Exercise input:
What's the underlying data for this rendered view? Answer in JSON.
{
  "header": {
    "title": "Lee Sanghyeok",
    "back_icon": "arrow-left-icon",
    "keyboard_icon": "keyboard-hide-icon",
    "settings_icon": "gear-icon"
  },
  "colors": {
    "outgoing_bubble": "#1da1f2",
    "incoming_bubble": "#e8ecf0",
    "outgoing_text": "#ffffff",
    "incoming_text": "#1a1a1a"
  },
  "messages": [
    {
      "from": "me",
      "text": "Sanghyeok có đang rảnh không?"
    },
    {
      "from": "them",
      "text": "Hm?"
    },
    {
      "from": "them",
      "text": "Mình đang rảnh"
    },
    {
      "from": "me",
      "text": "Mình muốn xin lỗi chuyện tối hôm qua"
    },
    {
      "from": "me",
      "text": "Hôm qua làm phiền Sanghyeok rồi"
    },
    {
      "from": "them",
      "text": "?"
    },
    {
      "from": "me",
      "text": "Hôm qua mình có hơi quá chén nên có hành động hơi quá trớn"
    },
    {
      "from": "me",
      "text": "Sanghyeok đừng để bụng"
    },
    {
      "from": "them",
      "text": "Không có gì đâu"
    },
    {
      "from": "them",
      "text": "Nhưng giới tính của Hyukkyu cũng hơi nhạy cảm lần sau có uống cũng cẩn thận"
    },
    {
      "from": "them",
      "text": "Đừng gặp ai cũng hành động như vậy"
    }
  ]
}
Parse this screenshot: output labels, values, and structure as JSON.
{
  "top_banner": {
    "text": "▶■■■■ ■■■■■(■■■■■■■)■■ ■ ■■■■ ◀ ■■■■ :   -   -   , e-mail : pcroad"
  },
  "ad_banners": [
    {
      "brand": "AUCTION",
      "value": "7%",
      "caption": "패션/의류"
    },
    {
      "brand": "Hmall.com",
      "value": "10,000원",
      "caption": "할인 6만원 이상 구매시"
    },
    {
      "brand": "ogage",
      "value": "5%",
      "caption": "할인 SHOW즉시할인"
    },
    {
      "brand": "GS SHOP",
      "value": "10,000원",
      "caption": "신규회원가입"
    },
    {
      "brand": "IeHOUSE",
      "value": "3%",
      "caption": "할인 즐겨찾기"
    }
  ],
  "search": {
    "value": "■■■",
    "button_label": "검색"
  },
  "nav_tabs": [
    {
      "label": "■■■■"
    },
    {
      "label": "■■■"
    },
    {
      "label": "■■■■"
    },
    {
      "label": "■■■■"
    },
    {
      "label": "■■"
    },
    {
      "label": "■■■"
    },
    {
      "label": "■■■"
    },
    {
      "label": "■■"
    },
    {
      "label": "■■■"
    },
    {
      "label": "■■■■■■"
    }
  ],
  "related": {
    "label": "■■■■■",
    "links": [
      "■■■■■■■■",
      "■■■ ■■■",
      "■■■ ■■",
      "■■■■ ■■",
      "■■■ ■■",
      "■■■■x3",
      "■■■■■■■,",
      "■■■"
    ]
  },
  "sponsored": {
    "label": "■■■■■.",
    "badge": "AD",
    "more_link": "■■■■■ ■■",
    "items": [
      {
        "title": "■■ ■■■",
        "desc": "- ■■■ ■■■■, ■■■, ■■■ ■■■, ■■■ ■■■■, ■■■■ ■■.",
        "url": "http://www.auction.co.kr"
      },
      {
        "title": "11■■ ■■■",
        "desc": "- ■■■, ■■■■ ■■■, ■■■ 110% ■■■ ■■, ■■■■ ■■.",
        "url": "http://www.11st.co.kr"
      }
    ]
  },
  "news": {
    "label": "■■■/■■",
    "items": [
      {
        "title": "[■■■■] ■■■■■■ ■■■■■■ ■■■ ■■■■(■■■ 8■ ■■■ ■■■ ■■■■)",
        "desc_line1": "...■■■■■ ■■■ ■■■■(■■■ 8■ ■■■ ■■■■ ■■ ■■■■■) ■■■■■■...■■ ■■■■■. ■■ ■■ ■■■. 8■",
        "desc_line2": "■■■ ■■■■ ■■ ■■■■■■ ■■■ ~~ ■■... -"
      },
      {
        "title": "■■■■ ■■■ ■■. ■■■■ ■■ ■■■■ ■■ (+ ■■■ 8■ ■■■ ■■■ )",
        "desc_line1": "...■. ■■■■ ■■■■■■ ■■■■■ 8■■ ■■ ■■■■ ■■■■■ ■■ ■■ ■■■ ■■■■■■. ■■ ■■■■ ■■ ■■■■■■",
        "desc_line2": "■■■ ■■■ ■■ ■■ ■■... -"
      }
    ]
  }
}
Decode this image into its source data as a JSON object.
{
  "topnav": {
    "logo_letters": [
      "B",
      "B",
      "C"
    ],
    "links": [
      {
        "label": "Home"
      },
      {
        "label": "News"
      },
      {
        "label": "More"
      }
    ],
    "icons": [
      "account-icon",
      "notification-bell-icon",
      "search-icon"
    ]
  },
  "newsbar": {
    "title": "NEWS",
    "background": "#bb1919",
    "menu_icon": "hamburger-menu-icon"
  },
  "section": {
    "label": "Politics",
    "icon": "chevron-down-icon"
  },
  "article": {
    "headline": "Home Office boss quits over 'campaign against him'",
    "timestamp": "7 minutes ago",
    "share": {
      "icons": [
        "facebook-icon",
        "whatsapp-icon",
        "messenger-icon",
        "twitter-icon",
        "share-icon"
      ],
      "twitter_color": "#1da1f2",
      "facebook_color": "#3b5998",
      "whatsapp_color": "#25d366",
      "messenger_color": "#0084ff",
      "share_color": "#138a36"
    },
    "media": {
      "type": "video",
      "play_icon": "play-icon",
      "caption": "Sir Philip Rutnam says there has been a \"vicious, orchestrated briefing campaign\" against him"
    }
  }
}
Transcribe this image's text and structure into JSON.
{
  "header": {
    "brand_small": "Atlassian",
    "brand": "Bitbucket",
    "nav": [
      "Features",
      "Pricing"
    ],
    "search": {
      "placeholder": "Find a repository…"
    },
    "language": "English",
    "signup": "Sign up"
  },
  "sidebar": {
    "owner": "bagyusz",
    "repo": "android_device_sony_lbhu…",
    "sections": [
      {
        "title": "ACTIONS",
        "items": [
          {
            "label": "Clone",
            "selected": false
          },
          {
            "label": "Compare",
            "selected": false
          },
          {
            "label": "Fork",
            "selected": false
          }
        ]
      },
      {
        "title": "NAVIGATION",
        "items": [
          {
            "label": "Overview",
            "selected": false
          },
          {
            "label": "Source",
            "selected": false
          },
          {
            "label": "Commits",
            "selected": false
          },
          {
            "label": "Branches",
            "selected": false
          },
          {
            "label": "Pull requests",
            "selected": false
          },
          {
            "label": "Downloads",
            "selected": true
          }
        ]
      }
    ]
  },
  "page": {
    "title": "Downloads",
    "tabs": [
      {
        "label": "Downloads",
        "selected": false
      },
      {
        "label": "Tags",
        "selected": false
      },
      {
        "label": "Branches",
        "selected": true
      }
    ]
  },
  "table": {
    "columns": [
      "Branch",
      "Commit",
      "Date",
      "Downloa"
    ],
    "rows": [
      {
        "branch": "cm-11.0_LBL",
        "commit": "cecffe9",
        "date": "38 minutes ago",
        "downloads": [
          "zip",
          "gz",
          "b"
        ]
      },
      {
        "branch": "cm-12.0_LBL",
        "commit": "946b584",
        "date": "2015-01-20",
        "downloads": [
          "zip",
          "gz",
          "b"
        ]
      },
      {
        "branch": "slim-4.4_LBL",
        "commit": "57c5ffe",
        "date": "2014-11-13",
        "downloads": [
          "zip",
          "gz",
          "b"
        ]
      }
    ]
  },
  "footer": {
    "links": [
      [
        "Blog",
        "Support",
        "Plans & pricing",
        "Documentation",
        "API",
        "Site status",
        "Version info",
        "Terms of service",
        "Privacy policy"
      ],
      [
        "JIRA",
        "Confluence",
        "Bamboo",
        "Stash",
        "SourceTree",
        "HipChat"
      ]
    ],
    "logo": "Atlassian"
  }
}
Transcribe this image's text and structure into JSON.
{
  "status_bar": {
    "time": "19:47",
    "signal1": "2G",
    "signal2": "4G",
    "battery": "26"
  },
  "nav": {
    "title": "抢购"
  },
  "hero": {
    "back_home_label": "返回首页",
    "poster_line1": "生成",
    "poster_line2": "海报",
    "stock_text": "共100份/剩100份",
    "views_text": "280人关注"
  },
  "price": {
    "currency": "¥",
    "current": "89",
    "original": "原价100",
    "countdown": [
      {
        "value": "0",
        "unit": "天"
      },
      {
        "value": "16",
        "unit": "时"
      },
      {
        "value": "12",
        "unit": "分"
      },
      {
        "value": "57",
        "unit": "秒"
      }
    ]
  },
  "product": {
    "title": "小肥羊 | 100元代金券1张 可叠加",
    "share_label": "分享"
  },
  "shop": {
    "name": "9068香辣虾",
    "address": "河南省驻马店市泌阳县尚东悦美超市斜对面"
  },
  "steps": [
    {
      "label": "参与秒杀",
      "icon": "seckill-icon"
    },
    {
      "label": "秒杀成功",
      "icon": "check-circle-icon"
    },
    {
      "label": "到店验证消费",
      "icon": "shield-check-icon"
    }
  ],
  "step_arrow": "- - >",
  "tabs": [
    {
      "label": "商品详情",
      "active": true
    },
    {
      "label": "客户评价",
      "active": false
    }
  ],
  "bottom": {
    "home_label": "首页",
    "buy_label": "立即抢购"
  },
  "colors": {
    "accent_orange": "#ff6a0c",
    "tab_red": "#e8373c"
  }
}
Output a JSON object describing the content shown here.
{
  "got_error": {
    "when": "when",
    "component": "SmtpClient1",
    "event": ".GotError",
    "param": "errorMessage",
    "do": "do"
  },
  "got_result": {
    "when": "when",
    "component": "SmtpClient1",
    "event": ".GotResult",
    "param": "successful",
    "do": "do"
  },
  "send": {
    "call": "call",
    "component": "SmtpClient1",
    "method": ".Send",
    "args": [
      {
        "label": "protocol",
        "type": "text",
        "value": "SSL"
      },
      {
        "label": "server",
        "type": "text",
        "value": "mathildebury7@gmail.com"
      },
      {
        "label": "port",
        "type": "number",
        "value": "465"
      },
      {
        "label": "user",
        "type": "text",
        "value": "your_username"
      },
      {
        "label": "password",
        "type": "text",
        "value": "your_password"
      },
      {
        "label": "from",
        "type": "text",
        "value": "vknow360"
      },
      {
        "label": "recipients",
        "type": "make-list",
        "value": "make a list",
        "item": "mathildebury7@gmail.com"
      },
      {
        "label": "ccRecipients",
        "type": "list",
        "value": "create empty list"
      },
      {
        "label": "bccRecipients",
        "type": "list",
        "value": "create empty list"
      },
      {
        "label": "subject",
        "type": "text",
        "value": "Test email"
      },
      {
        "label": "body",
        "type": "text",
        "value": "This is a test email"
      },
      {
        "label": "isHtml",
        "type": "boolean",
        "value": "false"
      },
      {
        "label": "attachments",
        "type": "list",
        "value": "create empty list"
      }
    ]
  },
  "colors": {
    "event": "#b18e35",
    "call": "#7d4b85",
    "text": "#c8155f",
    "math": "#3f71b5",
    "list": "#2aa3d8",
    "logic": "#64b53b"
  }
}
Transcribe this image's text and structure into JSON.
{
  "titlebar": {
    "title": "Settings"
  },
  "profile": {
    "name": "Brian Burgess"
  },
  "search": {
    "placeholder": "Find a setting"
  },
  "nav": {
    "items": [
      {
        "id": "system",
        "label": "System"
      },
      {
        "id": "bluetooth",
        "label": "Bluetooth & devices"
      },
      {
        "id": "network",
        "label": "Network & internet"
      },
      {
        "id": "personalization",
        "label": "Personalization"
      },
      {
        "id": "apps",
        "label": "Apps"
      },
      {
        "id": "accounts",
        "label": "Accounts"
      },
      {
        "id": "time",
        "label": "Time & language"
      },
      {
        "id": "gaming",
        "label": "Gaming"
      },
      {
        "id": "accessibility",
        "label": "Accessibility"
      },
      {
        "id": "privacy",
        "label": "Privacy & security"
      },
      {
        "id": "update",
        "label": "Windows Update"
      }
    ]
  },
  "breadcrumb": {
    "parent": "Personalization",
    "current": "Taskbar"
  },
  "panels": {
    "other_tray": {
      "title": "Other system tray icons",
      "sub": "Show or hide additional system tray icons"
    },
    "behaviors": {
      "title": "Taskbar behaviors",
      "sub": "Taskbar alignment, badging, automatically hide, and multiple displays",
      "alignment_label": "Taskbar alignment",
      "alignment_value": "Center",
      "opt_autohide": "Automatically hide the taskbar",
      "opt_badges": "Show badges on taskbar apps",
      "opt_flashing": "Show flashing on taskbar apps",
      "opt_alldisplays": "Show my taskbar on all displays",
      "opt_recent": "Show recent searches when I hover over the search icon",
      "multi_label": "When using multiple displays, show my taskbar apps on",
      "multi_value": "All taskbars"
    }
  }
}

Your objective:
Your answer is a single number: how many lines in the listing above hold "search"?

Answer:
5